**Task goal:** Except for images, print the whole listing verbatim.
☆ ☆ ☆ ☆ ☆ ☆ ☆
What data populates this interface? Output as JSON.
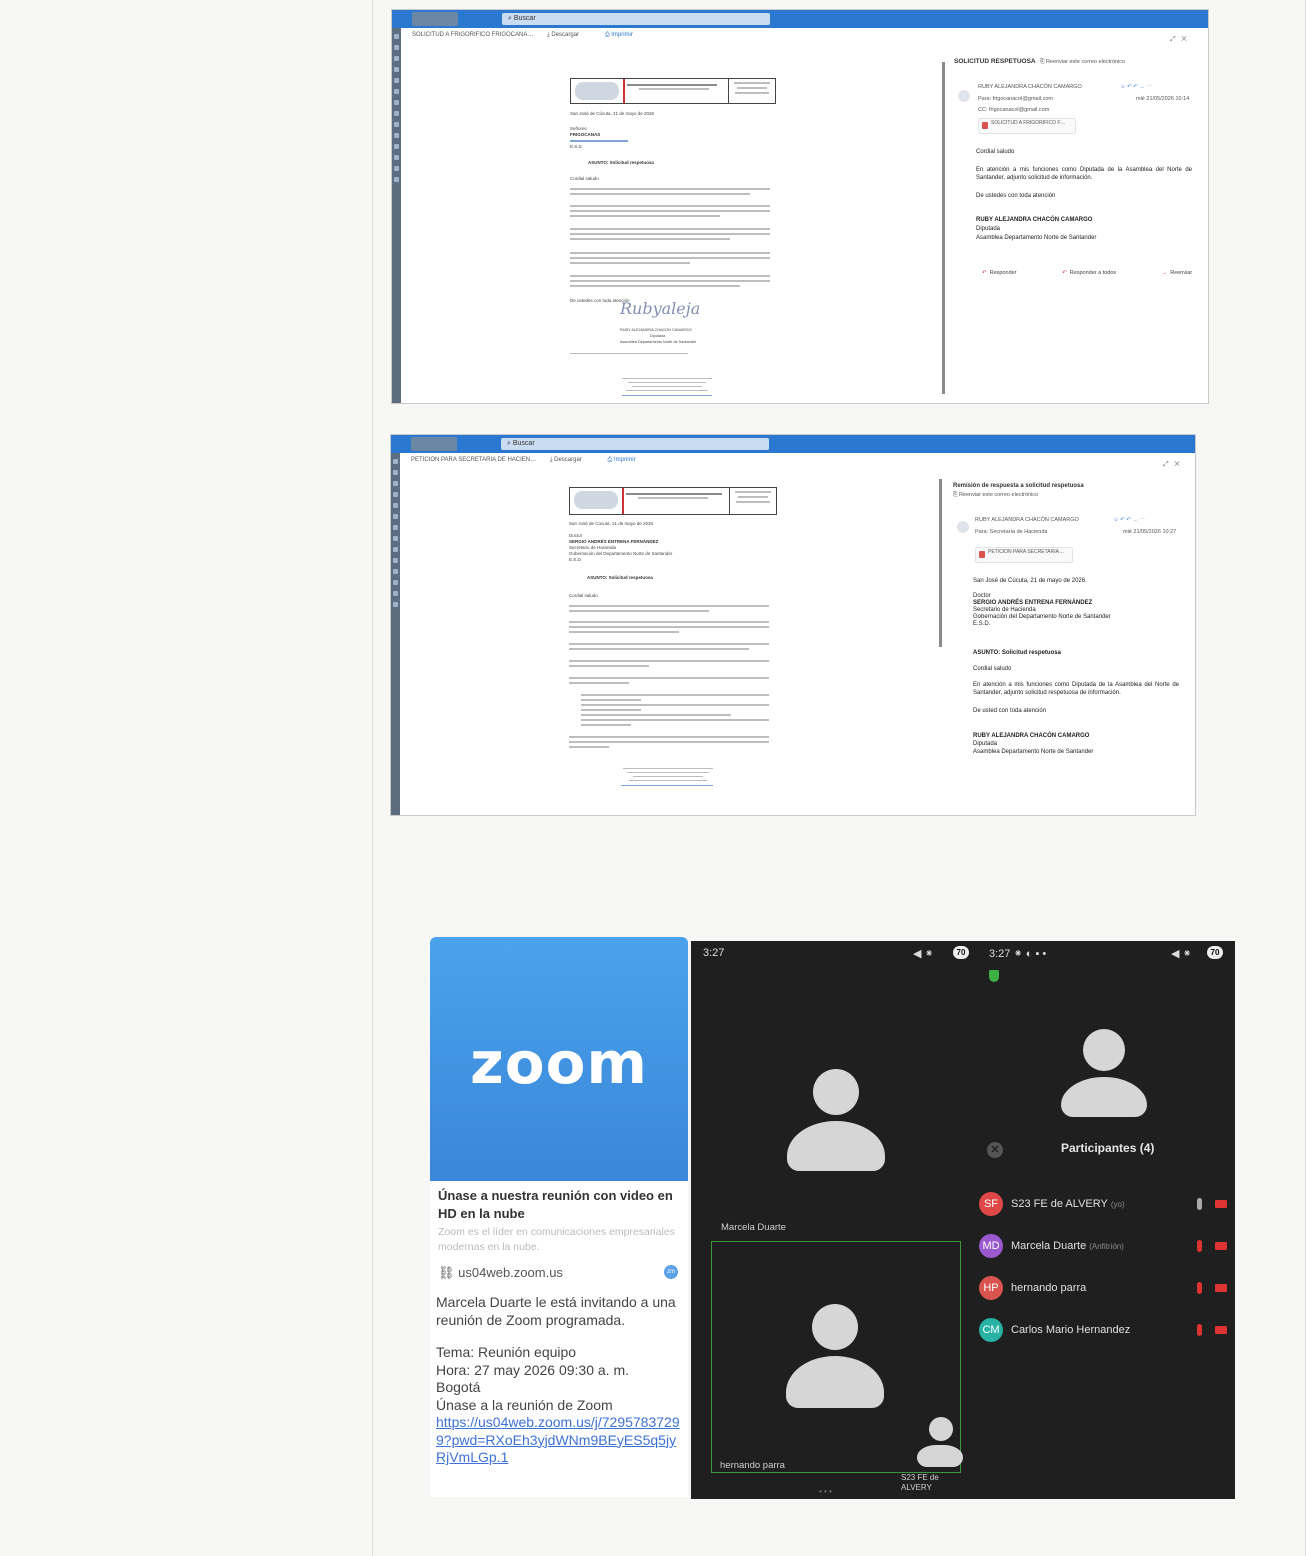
{
  "email1": {
    "search": "Buscar",
    "subject_tab": "SOLICITUD A FRIGORIFICO FRIGOCANA…",
    "download": "Descargar",
    "print": "Imprimir",
    "pane_subject": "SOLICITUD RESPETUOSA",
    "pane_action": "Reenviar este correo electrónico",
    "sender": "RUBY ALEJANDRA CHACÓN CAMARGO",
    "to": "Para: frigocanacol@gmail.com",
    "cc": "CC: frigocanacol@gmail.com",
    "date": "mié 21/05/2026 10:14",
    "attachment": "SOLICITUD A FRIGORIFICO F…",
    "greeting": "Cordial saludo",
    "body": "En atención a mis funciones como Diputada de la Asamblea del Norte de Santander, adjunto solicitud de información.",
    "closing": "De ustedes con toda atención",
    "sig_name": "RUBY ALEJANDRA CHACÓN CAMARGO",
    "sig_role": "Diputada",
    "sig_org": "Asamblea Departamento Norte de Santander",
    "btn_reply": "Responder",
    "btn_reply_all": "Responder a todos",
    "btn_forward": "Reenviar",
    "doc": {
      "city_date": "San José de Cúcuta, 21 de mayo de 2026",
      "addressee": "Señores",
      "company": "FRIGOCANAS",
      "city": "E.S.D.",
      "asunto": "ASUNTO: Solicitud respetuosa",
      "saludo": "Cordial saludo",
      "despedida": "De ustedes con toda atención",
      "firma": "RUBY ALEJANDRA CHACÓN CAMARGO",
      "cargo": "Diputada",
      "org": "Asamblea Departamento Norte de Santander"
    }
  },
  "email2": {
    "search": "Buscar",
    "subject_tab": "PETICION PARA SECRETARIA DE HACIEN…",
    "download": "Descargar",
    "print": "Imprimir",
    "pane_subject": "Remisión de respuesta a solicitud respetuosa",
    "pane_action": "Reenviar este correo electrónico",
    "sender": "RUBY ALEJANDRA CHACÓN CAMARGO",
    "to": "Para: Secretaría de Hacienda",
    "date": "mié 21/05/2026 10:27",
    "attachment": "PETICION PARA SECRETARIA…",
    "city_date": "San José de Cúcuta, 21 de mayo de 2026.",
    "doctor": "Doctor",
    "recipient": "SERGIO ANDRÉS ENTRENA FERNÁNDEZ",
    "recipient_role": "Secretario de Hacienda",
    "recipient_org": "Gobernación del Departamento Norte de Santander",
    "esd": "E.S.D.",
    "asunto": "ASUNTO: Solicitud respetuosa",
    "greeting": "Cordial saludo",
    "body": "En atención a mis funciones como Diputada de la Asamblea del Norte de Santander, adjunto solicitud respetuosa de información.",
    "closing": "De usted con toda atención",
    "sig_name": "RUBY ALEJANDRA CHACÓN CAMARGO",
    "sig_role": "Diputada",
    "sig_org": "Asamblea Departamento Norte de Santander",
    "doc": {
      "city_date": "San José de Cúcuta, 21 de mayo de 2026.",
      "doctor": "Doctor",
      "recipient": "SERGIO ANDRÉS ENTRENA FERNÁNDEZ",
      "role": "Secretario de Hacienda",
      "org": "Gobernación del Departamento Norte de Santander",
      "esd": "E.S.D.",
      "asunto": "ASUNTO: Solicitud respetuosa",
      "saludo": "Cordial saludo"
    }
  },
  "zoom_card": {
    "logo": "zoom",
    "title": "Únase a nuestra reunión con video en HD en la nube",
    "subtitle": "Zoom es el líder en comunicaciones empresariales modernas en la nube.",
    "link": "us04web.zoom.us",
    "badge": "zm",
    "invite": "Marcela Duarte le está invitando a una reunión de Zoom programada.",
    "topic": "Tema: Reunión equipo",
    "time": "Hora: 27 may 2026 09:30 a. m.",
    "tz": "Bogotá",
    "join": "Únase a la reunión de Zoom",
    "url": "https://us04web.zoom.us/j/72957837299?pwd=RXoEh3yjdWNm9BEyES5q5jyRjVmLGp.1"
  },
  "phone1": {
    "time": "3:27",
    "battery": "70",
    "tile1_label": "Marcela Duarte",
    "tile2_label": "hernando parra",
    "tile3_label": "S23 FE de ALVERY"
  },
  "phone2": {
    "time": "3:27",
    "battery": "70",
    "title": "Participantes (4)",
    "participants": [
      {
        "initials": "SF",
        "name": "S23 FE de ALVERY",
        "tag": "(yo)",
        "color": "#e04848"
      },
      {
        "initials": "MD",
        "name": "Marcela Duarte",
        "tag": "(Anfitrión)",
        "color": "#9b59d0"
      },
      {
        "initials": "HP",
        "name": "hernando parra",
        "tag": "",
        "color": "#d9534f"
      },
      {
        "initials": "CM",
        "name": "Carlos Mario Hernandez",
        "tag": "",
        "color": "#26b3a4"
      }
    ]
  }
}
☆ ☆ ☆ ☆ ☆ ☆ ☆
**Exercise output:**
What data populates this interface? Output as JSON.
{
  "email1": {
    "search": "Buscar",
    "subject_tab": "SOLICITUD A FRIGORIFICO FRIGOCANA…",
    "download": "Descargar",
    "print": "Imprimir",
    "pane_subject": "SOLICITUD RESPETUOSA",
    "pane_action": "Reenviar este correo electrónico",
    "sender": "RUBY ALEJANDRA CHACÓN CAMARGO",
    "to": "Para: frigocanacol@gmail.com",
    "cc": "CC: frigocanacol@gmail.com",
    "date": "mié 21/05/2026 10:14",
    "attachment": "SOLICITUD A FRIGORIFICO F…",
    "greeting": "Cordial saludo",
    "body": "En atención a mis funciones como Diputada de la Asamblea del Norte de Santander, adjunto solicitud de información.",
    "closing": "De ustedes con toda atención",
    "sig_name": "RUBY ALEJANDRA CHACÓN CAMARGO",
    "sig_role": "Diputada",
    "sig_org": "Asamblea Departamento Norte de Santander",
    "btn_reply": "Responder",
    "btn_reply_all": "Responder a todos",
    "btn_forward": "Reenviar",
    "doc": {
      "city_date": "San José de Cúcuta, 21 de mayo de 2026",
      "addressee": "Señores",
      "company": "FRIGOCANAS",
      "city": "E.S.D.",
      "asunto": "ASUNTO: Solicitud respetuosa",
      "saludo": "Cordial saludo",
      "despedida": "De ustedes con toda atención",
      "firma": "RUBY ALEJANDRA CHACÓN CAMARGO",
      "cargo": "Diputada",
      "org": "Asamblea Departamento Norte de Santander"
    }
  },
  "email2": {
    "search": "Buscar",
    "subject_tab": "PETICION PARA SECRETARIA DE HACIEN…",
    "download": "Descargar",
    "print": "Imprimir",
    "pane_subject": "Remisión de respuesta a solicitud respetuosa",
    "pane_action": "Reenviar este correo electrónico",
    "sender": "RUBY ALEJANDRA CHACÓN CAMARGO",
    "to": "Para: Secretaría de Hacienda",
    "date": "mié 21/05/2026 10:27",
    "attachment": "PETICION PARA SECRETARIA…",
    "city_date": "San José de Cúcuta, 21 de mayo de 2026.",
    "doctor": "Doctor",
    "recipient": "SERGIO ANDRÉS ENTRENA FERNÁNDEZ",
    "recipient_role": "Secretario de Hacienda",
    "recipient_org": "Gobernación del Departamento Norte de Santander",
    "esd": "E.S.D.",
    "asunto": "ASUNTO: Solicitud respetuosa",
    "greeting": "Cordial saludo",
    "body": "En atención a mis funciones como Diputada de la Asamblea del Norte de Santander, adjunto solicitud respetuosa de información.",
    "closing": "De usted con toda atención",
    "sig_name": "RUBY ALEJANDRA CHACÓN CAMARGO",
    "sig_role": "Diputada",
    "sig_org": "Asamblea Departamento Norte de Santander",
    "doc": {
      "city_date": "San José de Cúcuta, 21 de mayo de 2026.",
      "doctor": "Doctor",
      "recipient": "SERGIO ANDRÉS ENTRENA FERNÁNDEZ",
      "role": "Secretario de Hacienda",
      "org": "Gobernación del Departamento Norte de Santander",
      "esd": "E.S.D.",
      "asunto": "ASUNTO: Solicitud respetuosa",
      "saludo": "Cordial saludo"
    }
  },
  "zoom_card": {
    "logo": "zoom",
    "title": "Únase a nuestra reunión con video en HD en la nube",
    "subtitle": "Zoom es el líder en comunicaciones empresariales modernas en la nube.",
    "link": "us04web.zoom.us",
    "badge": "zm",
    "invite": "Marcela Duarte le está invitando a una reunión de Zoom programada.",
    "topic": "Tema: Reunión equipo",
    "time": "Hora: 27 may 2026 09:30 a. m.",
    "tz": "Bogotá",
    "join": "Únase a la reunión de Zoom",
    "url": "https://us04web.zoom.us/j/72957837299?pwd=RXoEh3yjdWNm9BEyES5q5jyRjVmLGp.1"
  },
  "phone1": {
    "time": "3:27",
    "battery": "70",
    "tile1_label": "Marcela Duarte",
    "tile2_label": "hernando parra",
    "tile3_label": "S23 FE de ALVERY"
  },
  "phone2": {
    "time": "3:27",
    "battery": "70",
    "title": "Participantes (4)",
    "participants": [
      {
        "initials": "SF",
        "name": "S23 FE de ALVERY",
        "tag": "(yo)",
        "color": "#e04848"
      },
      {
        "initials": "MD",
        "name": "Marcela Duarte",
        "tag": "(Anfitrión)",
        "color": "#9b59d0"
      },
      {
        "initials": "HP",
        "name": "hernando parra",
        "tag": "",
        "color": "#d9534f"
      },
      {
        "initials": "CM",
        "name": "Carlos Mario Hernandez",
        "tag": "",
        "color": "#26b3a4"
      }
    ]
  }
}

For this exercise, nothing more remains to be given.